Could smartphones soon be diagnosing diseases?

Health Kit and Google Fit have been described as "the beginning of a health revolution"
Ryanair has turned on the 'charm offensive' but can we learn to love the cut-price carrier again?

Can we learn to love Ryanair again?

Four recent travellers give their verdicts on the carrier's improved customer service
Billionaire founder of Spanx launches range of jeans that offers

Spanx launches range of jeans

The jeans come in two styles, multiple cuts and three washes and will go on sale in the UK in October
10 best over-ear headphones

Aural pleasure: 10 best over-ear headphones

Listen to your favourite tracks with this selection, offering everything from lambskin earmuffs to stainless steel
Commonwealth Games 2014: David Millar ready to serve up gold for his beloved Scotland in the end

Commonwealth Games

David Millar ready to serve up gold for his beloved Scotland in the end
UCI Mountain Bike World Cup 2014: Downhill all the way to the top for the Atherton siblings

UCI Mountain Bike World Cup

Downhill all the way to the top for the Atherton siblings
Save the tiger: The animals bred for bones on China’s tiger farms

The animals bred for bones on China’s tiger farms

The big cats kept in captivity to perform for paying audiences and then, when dead, their bodies used to fortify wine
A former custard factory, a Midlands bog and a Leeds cemetery all included in top 50 hidden spots in the UK

A former custard factory, a Midlands bog and a Leeds cemetery

Introducing the top 50 hidden spots in Britain
Ebola epidemic: Plagued by fear

Ebola epidemic: Plagued by fear

How a disease that has claimed fewer than 2,000 victims in its history has earned a place in the darkest corner of the public's imagination
Chris Pratt: From 'Parks and Recreation' to 'Guardians of the Galaxy'

From 'Parks and Recreation' to 'Guardians of the Galaxy'

He was homeless in Hawaii when he got his big break.

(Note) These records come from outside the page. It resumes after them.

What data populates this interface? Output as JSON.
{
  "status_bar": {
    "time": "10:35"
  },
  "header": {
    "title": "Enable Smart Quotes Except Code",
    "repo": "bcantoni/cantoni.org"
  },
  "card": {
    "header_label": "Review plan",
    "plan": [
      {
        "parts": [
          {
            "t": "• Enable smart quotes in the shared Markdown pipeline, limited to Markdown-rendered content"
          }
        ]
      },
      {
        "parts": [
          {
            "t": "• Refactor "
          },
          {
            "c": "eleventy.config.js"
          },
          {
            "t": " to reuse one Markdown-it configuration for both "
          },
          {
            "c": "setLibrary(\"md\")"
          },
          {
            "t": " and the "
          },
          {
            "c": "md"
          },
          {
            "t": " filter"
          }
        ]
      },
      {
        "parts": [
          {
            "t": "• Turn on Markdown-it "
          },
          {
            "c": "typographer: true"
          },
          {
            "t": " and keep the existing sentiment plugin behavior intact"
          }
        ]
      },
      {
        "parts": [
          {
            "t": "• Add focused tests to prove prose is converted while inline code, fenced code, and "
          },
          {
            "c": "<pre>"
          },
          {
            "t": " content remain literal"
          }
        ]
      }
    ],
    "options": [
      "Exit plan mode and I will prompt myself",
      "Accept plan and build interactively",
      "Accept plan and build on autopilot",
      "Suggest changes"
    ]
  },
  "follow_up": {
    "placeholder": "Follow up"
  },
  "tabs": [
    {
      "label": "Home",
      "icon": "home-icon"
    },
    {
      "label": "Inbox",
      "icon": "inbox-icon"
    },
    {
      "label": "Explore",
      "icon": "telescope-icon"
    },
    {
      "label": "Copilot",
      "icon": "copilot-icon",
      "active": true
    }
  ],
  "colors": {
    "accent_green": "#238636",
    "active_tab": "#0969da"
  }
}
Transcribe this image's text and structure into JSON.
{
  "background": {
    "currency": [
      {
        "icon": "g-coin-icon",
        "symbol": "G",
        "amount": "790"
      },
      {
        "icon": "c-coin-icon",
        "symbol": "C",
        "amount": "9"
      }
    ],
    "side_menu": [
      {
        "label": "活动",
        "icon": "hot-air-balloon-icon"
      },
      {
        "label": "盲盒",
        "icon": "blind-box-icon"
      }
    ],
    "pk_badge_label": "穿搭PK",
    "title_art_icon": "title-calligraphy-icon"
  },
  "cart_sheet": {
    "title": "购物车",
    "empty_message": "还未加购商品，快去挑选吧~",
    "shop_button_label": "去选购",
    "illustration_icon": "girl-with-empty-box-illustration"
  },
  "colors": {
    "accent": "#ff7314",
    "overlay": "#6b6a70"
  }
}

Now the comic actor Chris Pratt is Hollywood's new favourite action star